UTS water filtration system wins Technology Against Poverty prize
A water filtration system developed by a team led by Professor Saravanamuth Vigneswaran and Dr Tien Vinh Nguyen of the School of Civil and Environmental Engineering at the University of Technology Sydney (UTS) has won the Technology Against Poverty $500,000 prize.
Technology Against Poverty is a partnership between the Australian Government’s innovationXchange and Google.org. It awards a $500,000 prize to support the winner with their work in improving the lives of people in the Indo-Pacific region through the innovative use of technology.
The prize-winning, low-cost water filtration system removes pollutants from groundwater in the Red River Delta of Vietnam to deliver safe and clean drinking water. This area is densely populated and has high levels of arsenic in the groundwater, which has led to serious public health issues.
Arsenic poisoning is a slow process and people are often unaware they are being poisoned as they suffer health problems including cancers, gastrointestinal disorders, muscular weakness, nerve tissue injuries, blackfoot disease and intellectual impairment. The systems currently in place to prevent this are not cost-effective and do not efficiently remove the arsenic.
The UTS team is working with local Vietnamese partners on a local solution for the area, which is home to approximately 20million people. Partners include the Vietnam National University (VNU), Vietnam Academy of Science and Technology (VAST) and local manufacturers.
They are deploying inexpensive technology to provide a model for clean water, which can be adopted worldwide to improve water quality for over 130million people in over 70 countries that are experiencing toxicity from naturally-occurring arsenic.
“There are three key components to this system: an organic membrane, a tank/drum in which the membrane is inserted, and an absorptive cartridge made from locally-available industrial waste products,” says Saravanamuth.
Local manufacturers can produce, install and maintain the membranes and cartridges, creating local jobs in an area of high population growth.
“The filtration can be powered by gravity, water pump solar or by hand.

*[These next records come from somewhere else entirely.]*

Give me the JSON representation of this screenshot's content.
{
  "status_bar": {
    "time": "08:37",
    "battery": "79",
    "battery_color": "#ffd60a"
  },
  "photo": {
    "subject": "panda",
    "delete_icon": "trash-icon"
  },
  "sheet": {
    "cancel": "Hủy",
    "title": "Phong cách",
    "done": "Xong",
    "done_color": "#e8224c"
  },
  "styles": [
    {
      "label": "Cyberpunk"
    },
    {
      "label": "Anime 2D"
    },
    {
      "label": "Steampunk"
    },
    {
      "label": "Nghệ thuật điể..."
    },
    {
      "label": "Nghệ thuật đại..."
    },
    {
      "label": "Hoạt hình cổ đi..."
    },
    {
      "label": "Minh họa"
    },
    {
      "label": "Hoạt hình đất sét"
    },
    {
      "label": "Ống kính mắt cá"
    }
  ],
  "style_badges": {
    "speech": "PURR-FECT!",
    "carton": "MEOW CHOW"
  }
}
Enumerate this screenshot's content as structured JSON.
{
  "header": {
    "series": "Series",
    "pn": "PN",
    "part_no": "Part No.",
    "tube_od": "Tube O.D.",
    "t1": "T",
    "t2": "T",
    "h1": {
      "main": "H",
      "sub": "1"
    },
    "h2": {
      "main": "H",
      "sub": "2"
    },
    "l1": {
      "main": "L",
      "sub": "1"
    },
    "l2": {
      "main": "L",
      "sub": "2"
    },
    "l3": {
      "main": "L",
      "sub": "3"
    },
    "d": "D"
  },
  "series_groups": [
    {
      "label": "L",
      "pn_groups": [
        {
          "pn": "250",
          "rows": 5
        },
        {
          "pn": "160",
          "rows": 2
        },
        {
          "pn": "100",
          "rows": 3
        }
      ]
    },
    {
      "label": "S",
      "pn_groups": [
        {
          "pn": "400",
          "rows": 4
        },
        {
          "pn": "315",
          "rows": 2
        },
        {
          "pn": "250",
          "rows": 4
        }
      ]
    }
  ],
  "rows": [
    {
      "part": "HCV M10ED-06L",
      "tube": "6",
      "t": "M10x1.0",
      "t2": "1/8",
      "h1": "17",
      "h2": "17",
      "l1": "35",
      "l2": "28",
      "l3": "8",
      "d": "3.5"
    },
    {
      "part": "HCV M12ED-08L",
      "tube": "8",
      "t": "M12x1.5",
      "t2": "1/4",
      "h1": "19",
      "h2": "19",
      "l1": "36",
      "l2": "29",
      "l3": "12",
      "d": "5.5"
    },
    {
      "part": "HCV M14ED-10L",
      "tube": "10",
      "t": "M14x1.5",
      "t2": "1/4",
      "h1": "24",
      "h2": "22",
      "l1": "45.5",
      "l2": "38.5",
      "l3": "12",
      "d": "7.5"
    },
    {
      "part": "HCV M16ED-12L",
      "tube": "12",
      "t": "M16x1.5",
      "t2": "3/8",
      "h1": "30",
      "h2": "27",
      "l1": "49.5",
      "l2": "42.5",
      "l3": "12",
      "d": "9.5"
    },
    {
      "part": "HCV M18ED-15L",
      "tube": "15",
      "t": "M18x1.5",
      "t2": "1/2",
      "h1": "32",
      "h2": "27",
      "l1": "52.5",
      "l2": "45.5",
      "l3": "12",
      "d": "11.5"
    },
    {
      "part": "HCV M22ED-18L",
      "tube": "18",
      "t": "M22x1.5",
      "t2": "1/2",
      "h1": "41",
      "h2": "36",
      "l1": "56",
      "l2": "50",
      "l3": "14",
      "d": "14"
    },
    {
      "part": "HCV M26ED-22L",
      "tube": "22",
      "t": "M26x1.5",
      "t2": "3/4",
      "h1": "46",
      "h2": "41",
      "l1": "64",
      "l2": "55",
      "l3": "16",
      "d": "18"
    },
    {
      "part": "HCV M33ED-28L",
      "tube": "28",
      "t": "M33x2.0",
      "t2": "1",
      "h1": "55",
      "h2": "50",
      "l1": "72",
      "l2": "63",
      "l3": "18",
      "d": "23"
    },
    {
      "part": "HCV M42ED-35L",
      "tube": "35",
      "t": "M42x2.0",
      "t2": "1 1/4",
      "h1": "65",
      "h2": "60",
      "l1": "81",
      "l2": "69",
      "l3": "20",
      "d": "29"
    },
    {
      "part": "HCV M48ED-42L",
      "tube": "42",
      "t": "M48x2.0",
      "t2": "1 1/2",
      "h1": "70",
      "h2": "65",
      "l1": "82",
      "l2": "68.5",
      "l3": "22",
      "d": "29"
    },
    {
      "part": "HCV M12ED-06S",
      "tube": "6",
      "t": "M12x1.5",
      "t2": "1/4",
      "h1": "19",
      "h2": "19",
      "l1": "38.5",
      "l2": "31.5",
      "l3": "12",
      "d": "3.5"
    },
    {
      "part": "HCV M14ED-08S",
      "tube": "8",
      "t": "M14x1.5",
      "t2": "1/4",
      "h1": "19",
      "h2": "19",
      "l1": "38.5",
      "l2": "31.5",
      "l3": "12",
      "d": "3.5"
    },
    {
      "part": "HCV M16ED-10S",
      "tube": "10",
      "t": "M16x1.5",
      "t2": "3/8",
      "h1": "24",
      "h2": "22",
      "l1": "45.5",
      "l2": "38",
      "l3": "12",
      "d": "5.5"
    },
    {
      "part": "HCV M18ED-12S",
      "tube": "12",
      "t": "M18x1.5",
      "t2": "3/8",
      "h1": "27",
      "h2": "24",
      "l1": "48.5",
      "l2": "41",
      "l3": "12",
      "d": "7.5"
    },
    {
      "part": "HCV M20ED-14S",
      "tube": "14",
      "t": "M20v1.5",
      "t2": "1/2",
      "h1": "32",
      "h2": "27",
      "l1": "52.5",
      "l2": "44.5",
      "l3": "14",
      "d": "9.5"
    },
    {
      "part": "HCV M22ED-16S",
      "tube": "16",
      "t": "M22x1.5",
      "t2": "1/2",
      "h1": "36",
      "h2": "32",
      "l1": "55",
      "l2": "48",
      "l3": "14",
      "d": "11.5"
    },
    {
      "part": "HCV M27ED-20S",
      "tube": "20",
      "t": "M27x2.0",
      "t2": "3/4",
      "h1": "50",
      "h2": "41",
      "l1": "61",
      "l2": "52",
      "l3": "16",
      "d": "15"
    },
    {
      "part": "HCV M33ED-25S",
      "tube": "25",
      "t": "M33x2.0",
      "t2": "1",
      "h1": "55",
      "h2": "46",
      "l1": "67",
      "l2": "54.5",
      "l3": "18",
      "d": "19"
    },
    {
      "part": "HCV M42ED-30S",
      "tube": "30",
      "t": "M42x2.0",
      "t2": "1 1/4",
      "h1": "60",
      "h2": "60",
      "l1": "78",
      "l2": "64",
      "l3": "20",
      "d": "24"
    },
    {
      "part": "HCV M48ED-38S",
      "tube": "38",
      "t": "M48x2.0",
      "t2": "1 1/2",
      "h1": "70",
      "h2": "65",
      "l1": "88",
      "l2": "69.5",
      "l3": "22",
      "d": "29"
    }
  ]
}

Membranes will last up to three years, while the cartridges absorb the arsenic and are periodically removed (3 – 6 months) and replaced with new ones. The waste cartridges will be turned into safe building materials, so the system safely disposes of arsenic waste,” says Saravanamuth.
The system will remove bacteria and solids from the contaminated groundwater, delivering water that is clean and safe to drink. It will also be scalable, for example a 10 cubic metre system will provide uncontaminated water for 100 people.
“This sustainable system will both maximize locally sourced resources and minimize arsenic waste and environmental pollution, improving health and quality of life,” says Saravanamuth.